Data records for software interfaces
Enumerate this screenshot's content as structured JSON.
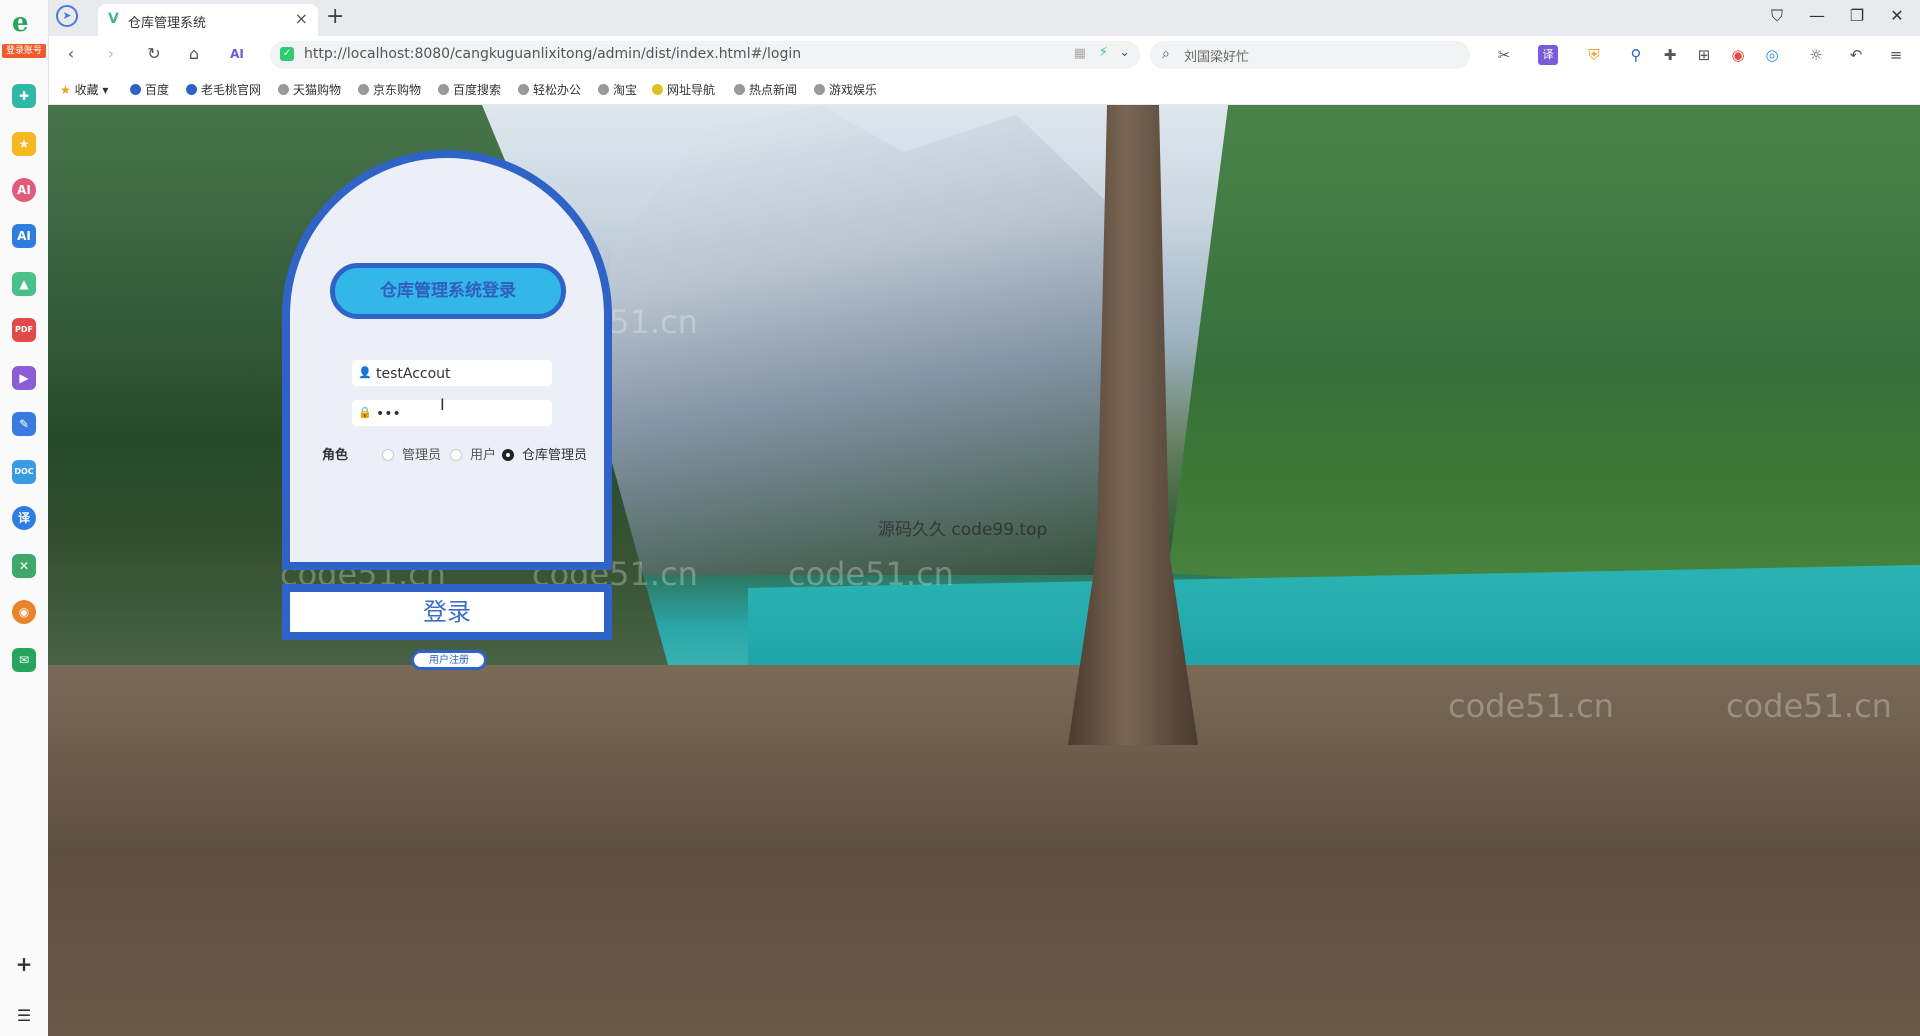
{
  "browser": {
    "tab_title": "仓库管理系统",
    "url": "http://localhost:8080/cangkuguanlixitong/admin/dist/index.html#/login",
    "search_text": "刘国梁好忙",
    "sidebar_badge": "登录账号"
  },
  "bookmarks": [
    "收藏",
    "百度",
    "老毛桃官网",
    "天猫购物",
    "京东购物",
    "百度搜索",
    "轻松办公",
    "淘宝",
    "网址导航",
    "热点新闻",
    "游戏娱乐"
  ],
  "watermark": "code51.cn",
  "watermark_center": "源码久久 code99.top",
  "login": {
    "title": "仓库管理系统登录",
    "username_value": "testAccout",
    "password_value": "•••",
    "role_label": "角色",
    "roles": [
      "管理员",
      "用户",
      "仓库管理员"
    ],
    "selected_role": "仓库管理员",
    "submit_label": "登录",
    "register_label": "用户注册"
  }
}
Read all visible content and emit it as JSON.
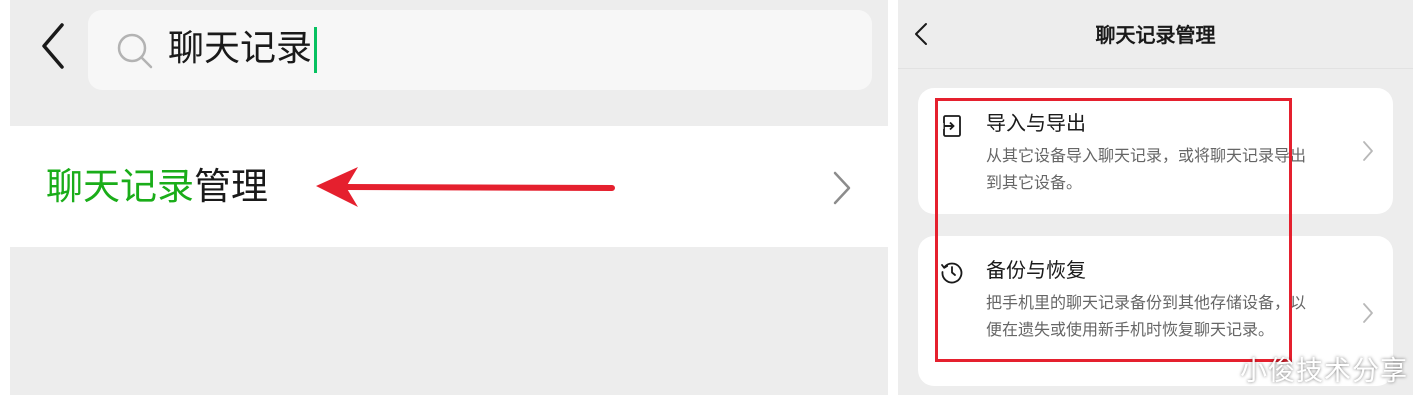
{
  "left": {
    "search": {
      "query": "聊天记录"
    },
    "result": {
      "highlight": "聊天记录",
      "rest": "管理"
    }
  },
  "right": {
    "title": "聊天记录管理",
    "cards": [
      {
        "title": "导入与导出",
        "description": "从其它设备导入聊天记录，或将聊天记录导出到其它设备。"
      },
      {
        "title": "备份与恢复",
        "description": "把手机里的聊天记录备份到其他存储设备，以便在遗失或使用新手机时恢复聊天记录。"
      }
    ]
  },
  "watermark": "小俊技术分享",
  "colors": {
    "accent_green": "#07c160",
    "highlight_red": "#e5202e",
    "background": "#ededed"
  },
  "icons": [
    "back-arrow-icon",
    "search-icon",
    "chevron-right-icon",
    "import-export-icon",
    "history-icon",
    "red-arrow-annotation"
  ]
}
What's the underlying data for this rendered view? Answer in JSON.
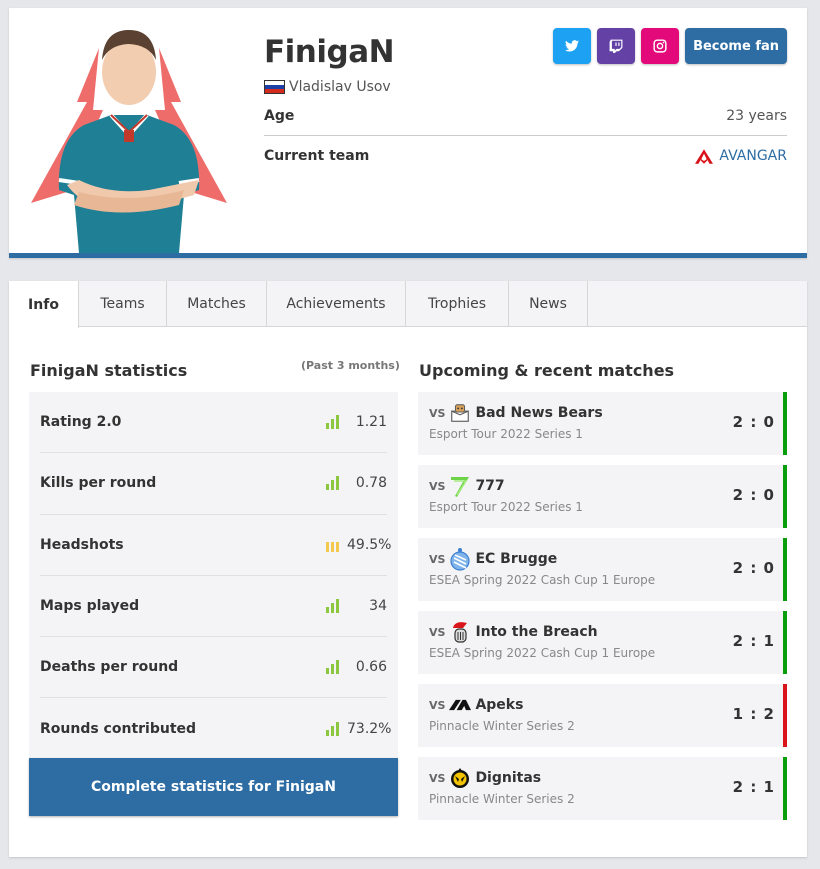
{
  "profile": {
    "nickname": "FinigaN",
    "real_name": "Vladislav Usov",
    "country_flag": "russia-flag",
    "age_label": "Age",
    "age_value": "23 years",
    "team_label": "Current team",
    "team_value": "AVANGAR",
    "team_icon": "avangar-logo-icon",
    "social": [
      {
        "name": "twitter",
        "icon": "twitter-icon",
        "color": "#1da1f2"
      },
      {
        "name": "twitch",
        "icon": "twitch-icon",
        "color": "#6441a5"
      },
      {
        "name": "instagram",
        "icon": "instagram-icon",
        "color": "#e4097a"
      }
    ],
    "fan_button": "Become fan"
  },
  "tabs": [
    {
      "label": "Info",
      "active": true
    },
    {
      "label": "Teams",
      "active": false
    },
    {
      "label": "Matches",
      "active": false
    },
    {
      "label": "Achievements",
      "active": false
    },
    {
      "label": "Trophies",
      "active": false
    },
    {
      "label": "News",
      "active": false
    }
  ],
  "stats": {
    "title": "FinigaN statistics",
    "period": "(Past 3 months)",
    "rows": [
      {
        "label": "Rating 2.0",
        "value": "1.21",
        "indicator": "good",
        "indicator_color": "#8dc63f"
      },
      {
        "label": "Kills per round",
        "value": "0.78",
        "indicator": "good",
        "indicator_color": "#8dc63f"
      },
      {
        "label": "Headshots",
        "value": "49.5%",
        "indicator": "average",
        "indicator_color": "#f2c94c"
      },
      {
        "label": "Maps played",
        "value": "34",
        "indicator": "good",
        "indicator_color": "#8dc63f"
      },
      {
        "label": "Deaths per round",
        "value": "0.66",
        "indicator": "good",
        "indicator_color": "#8dc63f"
      },
      {
        "label": "Rounds contributed",
        "value": "73.2%",
        "indicator": "good",
        "indicator_color": "#8dc63f"
      }
    ],
    "complete_button": "Complete statistics for FinigaN"
  },
  "matches": {
    "title": "Upcoming & recent matches",
    "vs_label": "VS",
    "win_color": "#0a9e0a",
    "loss_color": "#d9141b",
    "items": [
      {
        "opponent": "Bad News Bears",
        "event": "Esport Tour 2022 Series 1",
        "score": "2 : 0",
        "result": "win",
        "logo": "bad-news-bears-logo-icon"
      },
      {
        "opponent": "777",
        "event": "Esport Tour 2022 Series 1",
        "score": "2 : 0",
        "result": "win",
        "logo": "777-logo-icon"
      },
      {
        "opponent": "EC Brugge",
        "event": "ESEA Spring 2022 Cash Cup 1 Europe",
        "score": "2 : 0",
        "result": "win",
        "logo": "ec-brugge-logo-icon"
      },
      {
        "opponent": "Into the Breach",
        "event": "ESEA Spring 2022 Cash Cup 1 Europe",
        "score": "2 : 1",
        "result": "win",
        "logo": "into-the-breach-logo-icon"
      },
      {
        "opponent": "Apeks",
        "event": "Pinnacle Winter Series 2",
        "score": "1 : 2",
        "result": "loss",
        "logo": "apeks-logo-icon"
      },
      {
        "opponent": "Dignitas",
        "event": "Pinnacle Winter Series 2",
        "score": "2 : 1",
        "result": "win",
        "logo": "dignitas-logo-icon"
      }
    ]
  }
}
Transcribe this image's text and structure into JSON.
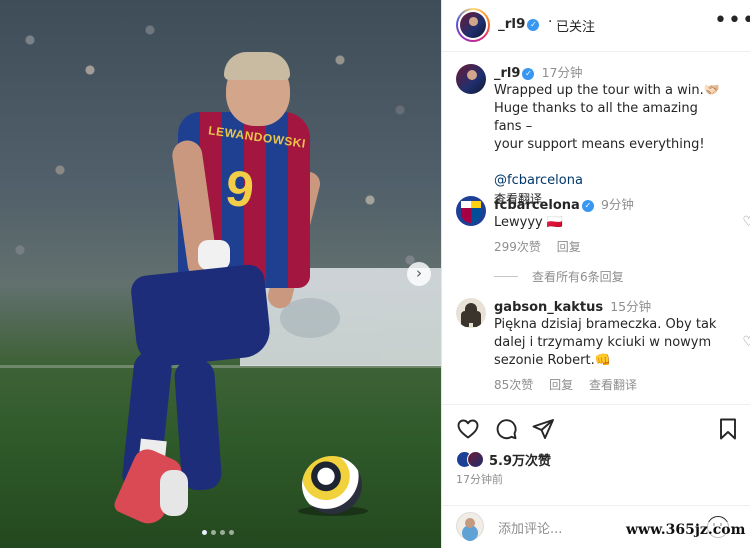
{
  "header": {
    "username": "_rl9",
    "separator": "·",
    "follow_state": "已关注",
    "more_icon": "more-icon"
  },
  "caption": {
    "username": "_rl9",
    "time": "17分钟",
    "lines": [
      "Wrapped up the tour with a win.🫱🏻‍🫲🏼",
      "Huge thanks to all the amazing fans –",
      "your support means everything!"
    ],
    "mention": "@fcbarcelona",
    "translate": "查看翻译"
  },
  "comments": [
    {
      "username": "fcbarcelona",
      "verified": true,
      "time": "9分钟",
      "text": "Lewyyy 🇵🇱",
      "likes": "299次赞",
      "reply": "回复"
    },
    {
      "username": "gabson_kaktus",
      "verified": false,
      "time": "15分钟",
      "text_lines": [
        "Piękna dzisiaj brameczka. Oby tak",
        "dalej i trzymamy kciuki w nowym",
        "sezonie Robert.👊"
      ],
      "likes": "85次赞",
      "reply": "回复",
      "translate": "查看翻译"
    }
  ],
  "view_replies": "查看所有6条回复",
  "actions": {
    "like_icon": "heart-icon",
    "comment_icon": "comment-icon",
    "share_icon": "share-icon",
    "save_icon": "bookmark-icon"
  },
  "likes_count": "5.9万次赞",
  "post_time": "17分钟前",
  "add_comment_placeholder": "添加评论...",
  "photo": {
    "jersey_name": "LEWANDOWSKI",
    "jersey_number": "9",
    "carousel_next_icon": "chevron-right-icon",
    "carousel": {
      "count": 4,
      "active_index": 0
    }
  },
  "watermark": "www.365jz.com"
}
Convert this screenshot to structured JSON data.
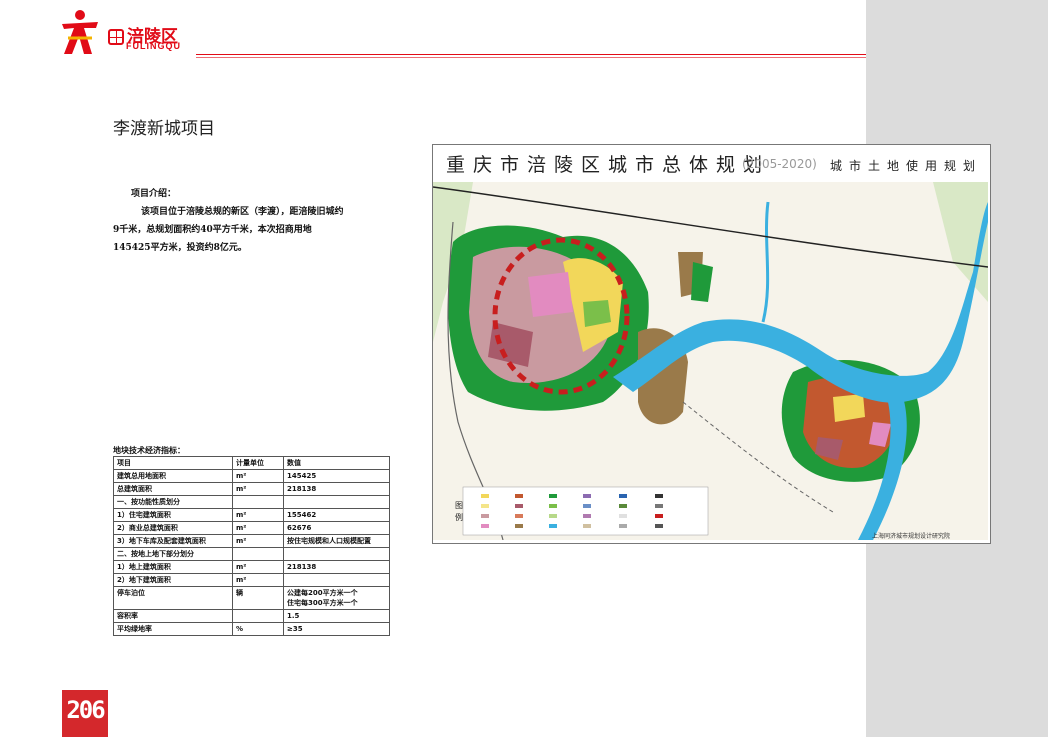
{
  "header": {
    "logo_name": "涪陵区",
    "logo_en": "FULINGQU"
  },
  "page": {
    "title": "李渡新城项目",
    "number": "206"
  },
  "intro": {
    "heading": "项目介绍：",
    "body": "该项目位于涪陵总规的新区（李渡），距涪陵旧城约9千米，总规划面积约40平方千米，本次招商用地145425平方米，投资约8亿元。"
  },
  "spec_table": {
    "title": "地块技术经济指标：",
    "header": [
      "项目",
      "计量单位",
      "数值"
    ],
    "rows": [
      [
        "建筑总用地面积",
        "m²",
        "145425"
      ],
      [
        "总建筑面积",
        "m²",
        "218138"
      ],
      [
        "一、按功能性质划分",
        "",
        ""
      ],
      [
        "1）住宅建筑面积",
        "m²",
        "155462"
      ],
      [
        "2）商业总建筑面积",
        "m²",
        "62676"
      ],
      [
        "3）地下车库及配套建筑面积",
        "m²",
        "按住宅规模和人口规模配置"
      ],
      [
        "二、按地上地下部分划分",
        "",
        ""
      ],
      [
        "1）地上建筑面积",
        "m²",
        "218138"
      ],
      [
        "2）地下建筑面积",
        "m²",
        ""
      ],
      [
        "停车泊位",
        "辆",
        "公建每200平方米一个\n住宅每300平方米一个"
      ],
      [
        "容积率",
        "",
        "1.5"
      ],
      [
        "平均绿地率",
        "%",
        "≥35"
      ]
    ]
  },
  "map": {
    "title": "重庆市涪陵区城市总体规划",
    "year": "(2005-2020)",
    "subtitle": "城市土地使用规划",
    "legend_label": "图例",
    "credit": "上海同济城市规划设计研究院"
  },
  "colors": {
    "brand_red": "#e10b17",
    "page_num_bg": "#d4282c",
    "river": "#3ab0e0",
    "green": "#1f9a3a",
    "highlight_ring": "#c81e1e"
  }
}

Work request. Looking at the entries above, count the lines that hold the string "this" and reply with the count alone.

Answer for the task. 4